Exercise prompt:
Keep the pictures out. Write out every line of the listing exactly.

━━━

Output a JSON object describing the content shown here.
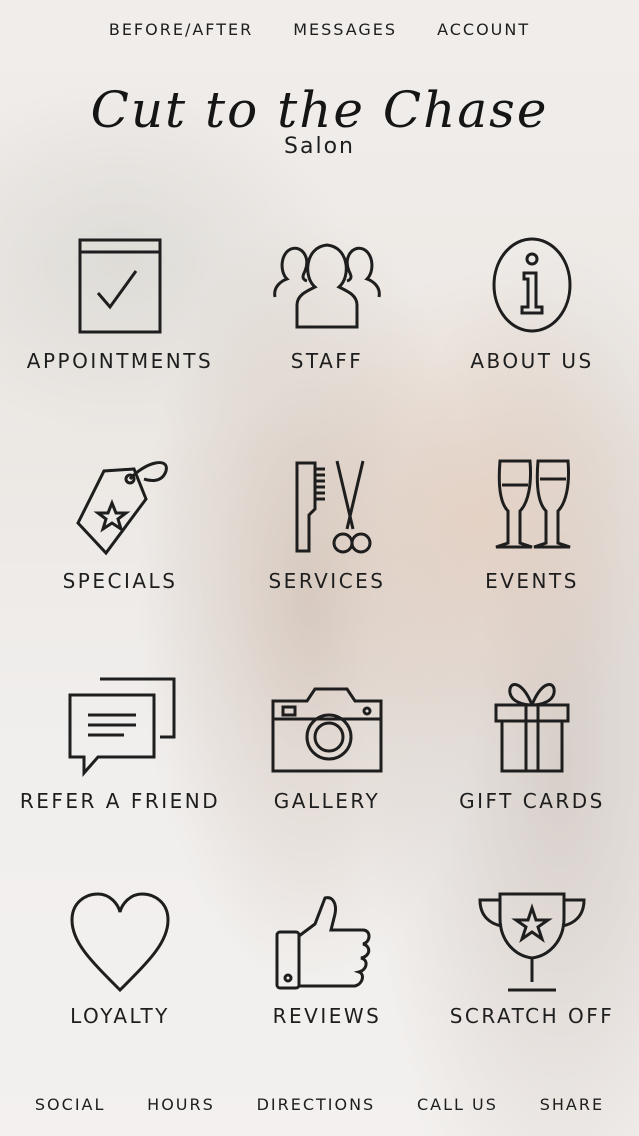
{
  "top_nav": {
    "before_after": "BEFORE/AFTER",
    "messages": "MESSAGES",
    "account": "ACCOUNT"
  },
  "logo": {
    "script": "Cut to the Chase",
    "sub": "Salon"
  },
  "tiles": [
    {
      "label": "APPOINTMENTS",
      "icon": "calendar-check-icon"
    },
    {
      "label": "STAFF",
      "icon": "people-icon"
    },
    {
      "label": "ABOUT US",
      "icon": "info-icon"
    },
    {
      "label": "SPECIALS",
      "icon": "price-tag-star-icon"
    },
    {
      "label": "SERVICES",
      "icon": "comb-scissors-icon"
    },
    {
      "label": "EVENTS",
      "icon": "wine-glasses-icon"
    },
    {
      "label": "REFER A FRIEND",
      "icon": "chat-bubbles-icon"
    },
    {
      "label": "GALLERY",
      "icon": "camera-icon"
    },
    {
      "label": "GIFT CARDS",
      "icon": "gift-icon"
    },
    {
      "label": "LOYALTY",
      "icon": "heart-icon"
    },
    {
      "label": "REVIEWS",
      "icon": "thumbs-up-icon"
    },
    {
      "label": "SCRATCH OFF",
      "icon": "trophy-icon"
    }
  ],
  "bottom_nav": {
    "social": "SOCIAL",
    "hours": "HOURS",
    "directions": "DIRECTIONS",
    "call_us": "CALL US",
    "share": "SHARE"
  },
  "colors": {
    "icon_stroke": "#1e1e1e",
    "text": "#1e1e1e"
  }
}
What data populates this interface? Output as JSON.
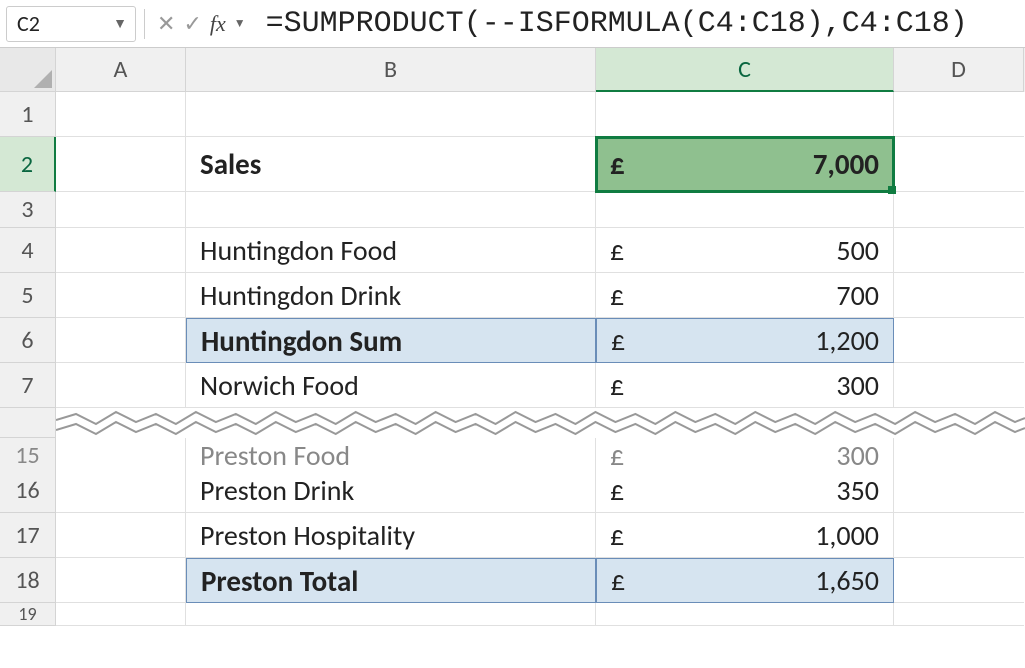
{
  "nameBox": "C2",
  "formula": "=SUMPRODUCT(--ISFORMULA(C4:C18),C4:C18)",
  "columns": [
    "A",
    "B",
    "C",
    "D"
  ],
  "chart_data": {
    "type": "table",
    "title": "Sales",
    "currency": "£",
    "total": "7,000",
    "rows": [
      {
        "r": 4,
        "label": "Huntingdon Food",
        "value": "500",
        "bold": false,
        "highlight": false
      },
      {
        "r": 5,
        "label": "Huntingdon Drink",
        "value": "700",
        "bold": false,
        "highlight": false
      },
      {
        "r": 6,
        "label": "Huntingdon Sum",
        "value": "1,200",
        "bold": true,
        "highlight": true
      },
      {
        "r": 7,
        "label": "Norwich Food",
        "value": "300",
        "bold": false,
        "highlight": false
      },
      {
        "r": 15,
        "label": "Preston Food",
        "value": "300",
        "bold": false,
        "highlight": false,
        "partial": true
      },
      {
        "r": 16,
        "label": "Preston Drink",
        "value": "350",
        "bold": false,
        "highlight": false
      },
      {
        "r": 17,
        "label": "Preston Hospitality",
        "value": "1,000",
        "bold": false,
        "highlight": false
      },
      {
        "r": 18,
        "label": "Preston Total",
        "value": "1,650",
        "bold": true,
        "highlight": true
      }
    ]
  },
  "rowNums": {
    "r1": "1",
    "r2": "2",
    "r3": "3",
    "r4": "4",
    "r5": "5",
    "r6": "6",
    "r7": "7",
    "r15": "15",
    "r16": "16",
    "r17": "17",
    "r18": "18",
    "r19": "19"
  }
}
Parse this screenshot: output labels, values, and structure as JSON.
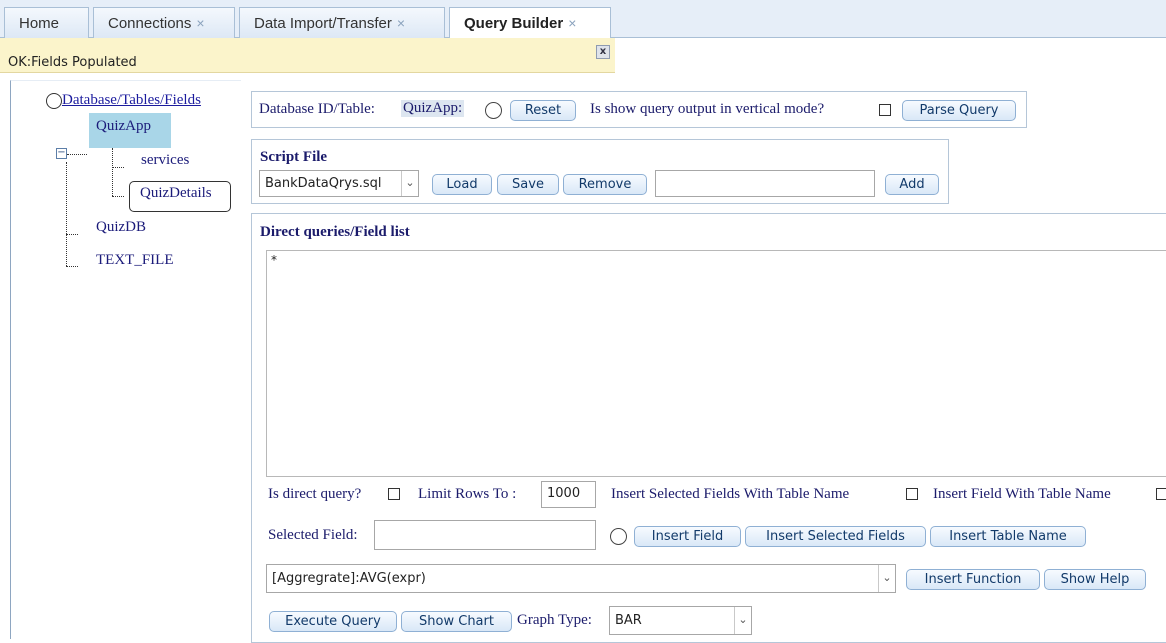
{
  "tabs": [
    {
      "label": "Home",
      "closable": false
    },
    {
      "label": "Connections",
      "closable": true
    },
    {
      "label": "Data Import/Transfer",
      "closable": true
    },
    {
      "label": "Query Builder",
      "closable": true,
      "active": true
    }
  ],
  "tab_close_glyph": "×",
  "status": {
    "message": "OK:Fields Populated",
    "close_glyph": "x"
  },
  "tree": {
    "root_label": "Database/Tables/Fields",
    "nodes": [
      {
        "label": "QuizApp",
        "expanded": true,
        "selected": true,
        "children": [
          {
            "label": "services"
          },
          {
            "label": "QuizDetails",
            "focused": true
          }
        ]
      },
      {
        "label": "QuizDB"
      },
      {
        "label": "TEXT_FILE"
      }
    ],
    "expander_glyph": "−"
  },
  "db_bar": {
    "label": "Database ID/Table:",
    "value": "QuizApp:",
    "reset_label": "Reset",
    "vertical_label": "Is show query output in vertical mode?",
    "parse_label": "Parse Query"
  },
  "script_file": {
    "title": "Script File",
    "selected": "BankDataQrys.sql",
    "load_label": "Load",
    "save_label": "Save",
    "remove_label": "Remove",
    "name_value": "",
    "add_label": "Add"
  },
  "queries": {
    "title": "Direct queries/Field list",
    "text": "*",
    "direct_query_label": "Is direct query?",
    "limit_label": "Limit Rows To :",
    "limit_value": "1000",
    "insert_selected_with_table_label": "Insert Selected Fields With Table Name",
    "insert_field_with_table_label": "Insert Field With Table Name",
    "selected_field_label": "Selected Field:",
    "selected_field_value": "",
    "insert_field_label": "Insert Field",
    "insert_selected_fields_label": "Insert Selected Fields",
    "insert_table_name_label": "Insert Table Name",
    "function_selected": "[Aggregrate]:AVG(expr)",
    "insert_function_label": "Insert Function",
    "show_help_label": "Show Help",
    "execute_label": "Execute Query",
    "show_chart_label": "Show Chart",
    "graph_type_label": "Graph Type:",
    "graph_type_value": "BAR"
  },
  "colors": {
    "status_bg": "#fbf4cb",
    "tree_selected": "#a9d6e8",
    "text": "#1b1b6b",
    "button_border": "#8fb0d4"
  }
}
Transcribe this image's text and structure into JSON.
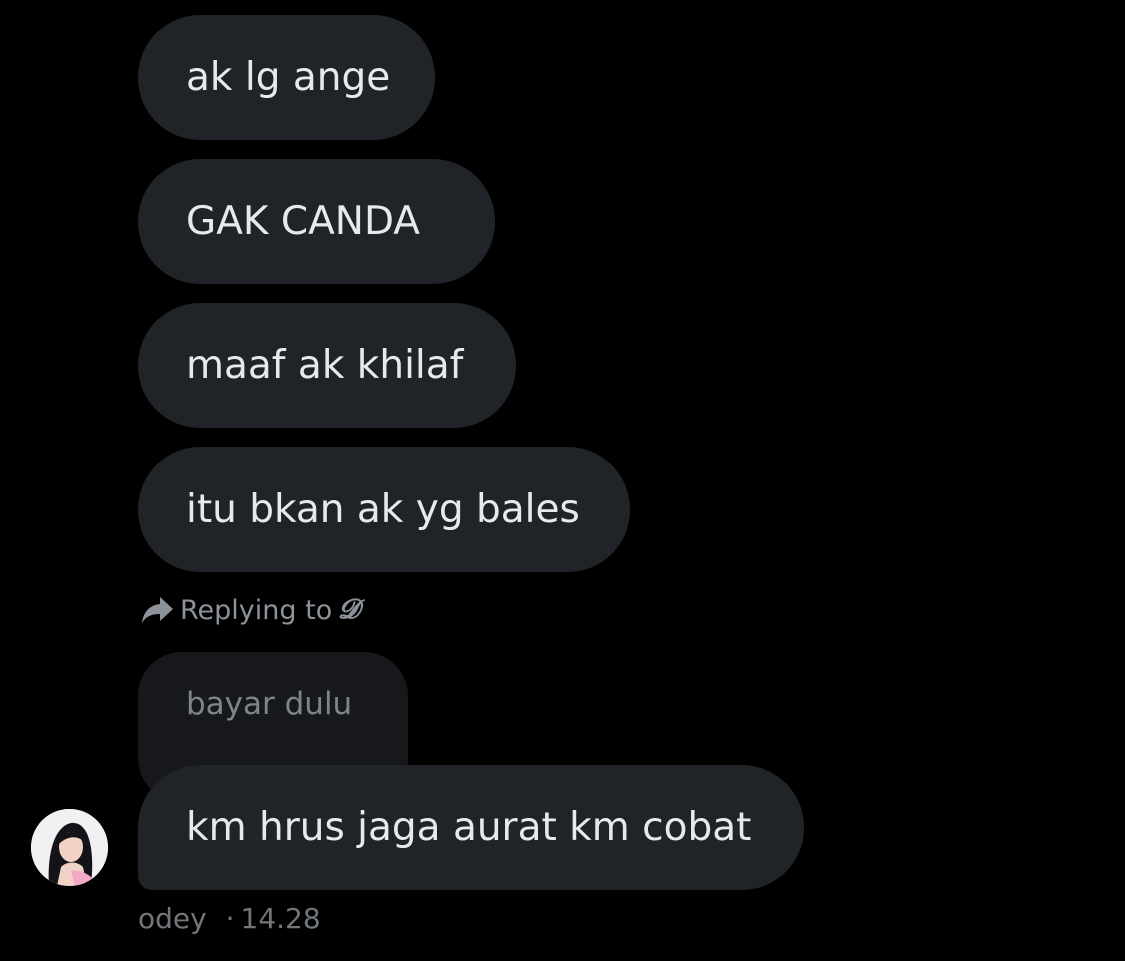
{
  "messages": [
    {
      "text": "ak lg ange"
    },
    {
      "text": "GAK CANDA"
    },
    {
      "text": "maaf ak khilaf"
    },
    {
      "text": "itu bkan ak yg bales"
    }
  ],
  "reply": {
    "label": "Replying to",
    "name": "𝓓",
    "quoted_text": "bayar dulu",
    "message_text": "km hrus jaga aurat km cobat"
  },
  "sender": {
    "name": "odey",
    "separator": "·",
    "time": "14.28"
  },
  "colors": {
    "background": "#000000",
    "bubble": "#202327",
    "quoted_bubble": "#16181b",
    "text": "#e7e9ea",
    "muted": "#71767b"
  },
  "icons": [
    "reply-arrow-icon"
  ]
}
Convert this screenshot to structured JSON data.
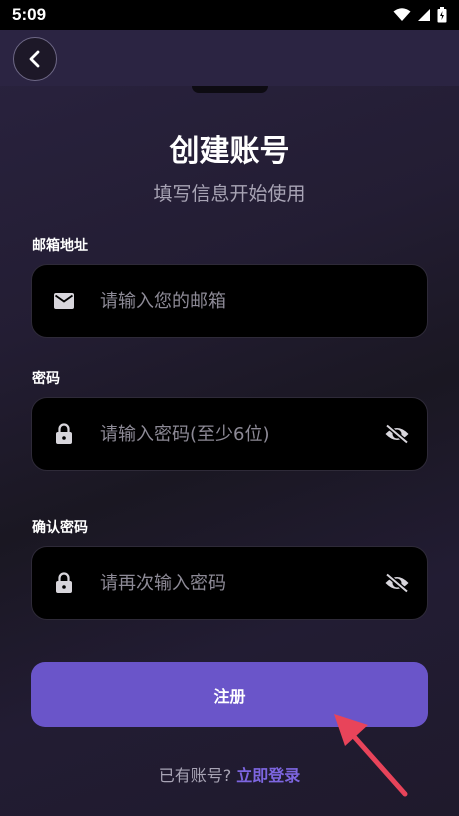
{
  "status_bar": {
    "time": "5:09",
    "icons": [
      "wifi-icon",
      "signal-icon",
      "battery-icon"
    ]
  },
  "header": {
    "back_icon": "chevron-left-icon"
  },
  "page": {
    "title": "创建账号",
    "subtitle": "填写信息开始使用"
  },
  "form": {
    "email": {
      "label": "邮箱地址",
      "placeholder": "请输入您的邮箱",
      "value": "",
      "icon": "mail-icon"
    },
    "password": {
      "label": "密码",
      "placeholder": "请输入密码(至少6位)",
      "value": "",
      "icon": "lock-icon",
      "toggle_icon": "eye-off-icon"
    },
    "confirm_password": {
      "label": "确认密码",
      "placeholder": "请再次输入密码",
      "value": "",
      "icon": "lock-icon",
      "toggle_icon": "eye-off-icon"
    }
  },
  "actions": {
    "register_label": "注册"
  },
  "footer": {
    "have_account": "已有账号?",
    "login_link": "立即登录"
  },
  "colors": {
    "accent": "#6a55c9",
    "link": "#7d66e0",
    "arrow": "#e8445a"
  }
}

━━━

Exercise solution:
Output a JSON object describing the content shown here.
{
  "top_nav": {
    "before_after": "BEFORE/AFTER",
    "messages": "MESSAGES",
    "account": "ACCOUNT"
  },
  "logo": {
    "script": "Cut to the Chase",
    "sub": "Salon"
  },
  "tiles": [
    {
      "label": "APPOINTMENTS",
      "icon": "calendar-check-icon"
    },
    {
      "label": "STAFF",
      "icon": "people-icon"
    },
    {
      "label": "ABOUT US",
      "icon": "info-icon"
    },
    {
      "label": "SPECIALS",
      "icon": "price-tag-star-icon"
    },
    {
      "label": "SERVICES",
      "icon": "comb-scissors-icon"
    },
    {
      "label": "EVENTS",
      "icon": "wine-glasses-icon"
    },
    {
      "label": "REFER A FRIEND",
      "icon": "chat-bubbles-icon"
    },
    {
      "label": "GALLERY",
      "icon": "camera-icon"
    },
    {
      "label": "GIFT CARDS",
      "icon": "gift-icon"
    },
    {
      "label": "LOYALTY",
      "icon": "heart-icon"
    },
    {
      "label": "REVIEWS",
      "icon": "thumbs-up-icon"
    },
    {
      "label": "SCRATCH OFF",
      "icon": "trophy-icon"
    }
  ],
  "bottom_nav": {
    "social": "SOCIAL",
    "hours": "HOURS",
    "directions": "DIRECTIONS",
    "call_us": "CALL US",
    "share": "SHARE"
  },
  "colors": {
    "icon_stroke": "#1e1e1e",
    "text": "#1e1e1e"
  }
}
What data populates this interface? Output as JSON.
{
  "nameBox": "C2",
  "formula": "=SUMPRODUCT(--ISFORMULA(C4:C18),C4:C18)",
  "columns": [
    "A",
    "B",
    "C",
    "D"
  ],
  "chart_data": {
    "type": "table",
    "title": "Sales",
    "currency": "£",
    "total": "7,000",
    "rows": [
      {
        "r": 4,
        "label": "Huntingdon Food",
        "value": "500",
        "bold": false,
        "highlight": false
      },
      {
        "r": 5,
        "label": "Huntingdon Drink",
        "value": "700",
        "bold": false,
        "highlight": false
      },
      {
        "r": 6,
        "label": "Huntingdon Sum",
        "value": "1,200",
        "bold": true,
        "highlight": true
      },
      {
        "r": 7,
        "label": "Norwich Food",
        "value": "300",
        "bold": false,
        "highlight": false
      },
      {
        "r": 15,
        "label": "Preston Food",
        "value": "300",
        "bold": false,
        "highlight": false,
        "partial": true
      },
      {
        "r": 16,
        "label": "Preston Drink",
        "value": "350",
        "bold": false,
        "highlight": false
      },
      {
        "r": 17,
        "label": "Preston Hospitality",
        "value": "1,000",
        "bold": false,
        "highlight": false
      },
      {
        "r": 18,
        "label": "Preston Total",
        "value": "1,650",
        "bold": true,
        "highlight": true
      }
    ]
  },
  "rowNums": {
    "r1": "1",
    "r2": "2",
    "r3": "3",
    "r4": "4",
    "r5": "5",
    "r6": "6",
    "r7": "7",
    "r15": "15",
    "r16": "16",
    "r17": "17",
    "r18": "18",
    "r19": "19"
  }
}
Parse this screenshot: output labels, values, and structure as JSON.
{
  "tabs": [
    {
      "label": "Home",
      "closable": false
    },
    {
      "label": "Connections",
      "closable": true
    },
    {
      "label": "Data Import/Transfer",
      "closable": true
    },
    {
      "label": "Query Builder",
      "closable": true,
      "active": true
    }
  ],
  "tab_close_glyph": "×",
  "status": {
    "message": "OK:Fields Populated",
    "close_glyph": "x"
  },
  "tree": {
    "root_label": "Database/Tables/Fields",
    "nodes": [
      {
        "label": "QuizApp",
        "expanded": true,
        "selected": true,
        "children": [
          {
            "label": "services"
          },
          {
            "label": "QuizDetails",
            "focused": true
          }
        ]
      },
      {
        "label": "QuizDB"
      },
      {
        "label": "TEXT_FILE"
      }
    ],
    "expander_glyph": "−"
  },
  "db_bar": {
    "label": "Database ID/Table:",
    "value": "QuizApp:",
    "reset_label": "Reset",
    "vertical_label": "Is show query output in vertical mode?",
    "parse_label": "Parse Query"
  },
  "script_file": {
    "title": "Script File",
    "selected": "BankDataQrys.sql",
    "load_label": "Load",
    "save_label": "Save",
    "remove_label": "Remove",
    "name_value": "",
    "add_label": "Add"
  },
  "queries": {
    "title": "Direct queries/Field list",
    "text": "*",
    "direct_query_label": "Is direct query?",
    "limit_label": "Limit Rows To :",
    "limit_value": "1000",
    "insert_selected_with_table_label": "Insert Selected Fields With Table Name",
    "insert_field_with_table_label": "Insert Field With Table Name",
    "selected_field_label": "Selected Field:",
    "selected_field_value": "",
    "insert_field_label": "Insert Field",
    "insert_selected_fields_label": "Insert Selected Fields",
    "insert_table_name_label": "Insert Table Name",
    "function_selected": "[Aggregrate]:AVG(expr)",
    "insert_function_label": "Insert Function",
    "show_help_label": "Show Help",
    "execute_label": "Execute Query",
    "show_chart_label": "Show Chart",
    "graph_type_label": "Graph Type:",
    "graph_type_value": "BAR"
  },
  "colors": {
    "status_bg": "#fbf4cb",
    "tree_selected": "#a9d6e8",
    "text": "#1b1b6b",
    "button_border": "#8fb0d4"
  }
}
Transcribe this image's text and structure into JSON.
{
  "messages": [
    {
      "text": "ak lg ange"
    },
    {
      "text": "GAK CANDA"
    },
    {
      "text": "maaf ak khilaf"
    },
    {
      "text": "itu bkan ak yg bales"
    }
  ],
  "reply": {
    "label": "Replying to",
    "name": "𝓓",
    "quoted_text": "bayar dulu",
    "message_text": "km hrus jaga aurat km cobat"
  },
  "sender": {
    "name": "odey",
    "separator": "·",
    "time": "14.28"
  },
  "colors": {
    "background": "#000000",
    "bubble": "#202327",
    "quoted_bubble": "#16181b",
    "text": "#e7e9ea",
    "muted": "#71767b"
  },
  "icons": [
    "reply-arrow-icon"
  ]
}
Convert this screenshot to structured JSON data.
{
  "status_bar": {
    "time": "5:09",
    "icons": [
      "wifi-icon",
      "signal-icon",
      "battery-icon"
    ]
  },
  "header": {
    "back_icon": "chevron-left-icon"
  },
  "page": {
    "title": "创建账号",
    "subtitle": "填写信息开始使用"
  },
  "form": {
    "email": {
      "label": "邮箱地址",
      "placeholder": "请输入您的邮箱",
      "value": "",
      "icon": "mail-icon"
    },
    "password": {
      "label": "密码",
      "placeholder": "请输入密码(至少6位)",
      "value": "",
      "icon": "lock-icon",
      "toggle_icon": "eye-off-icon"
    },
    "confirm_password": {
      "label": "确认密码",
      "placeholder": "请再次输入密码",
      "value": "",
      "icon": "lock-icon",
      "toggle_icon": "eye-off-icon"
    }
  },
  "actions": {
    "register_label": "注册"
  },
  "footer": {
    "have_account": "已有账号?",
    "login_link": "立即登录"
  },
  "colors": {
    "accent": "#6a55c9",
    "link": "#7d66e0",
    "arrow": "#e8445a"
  }
}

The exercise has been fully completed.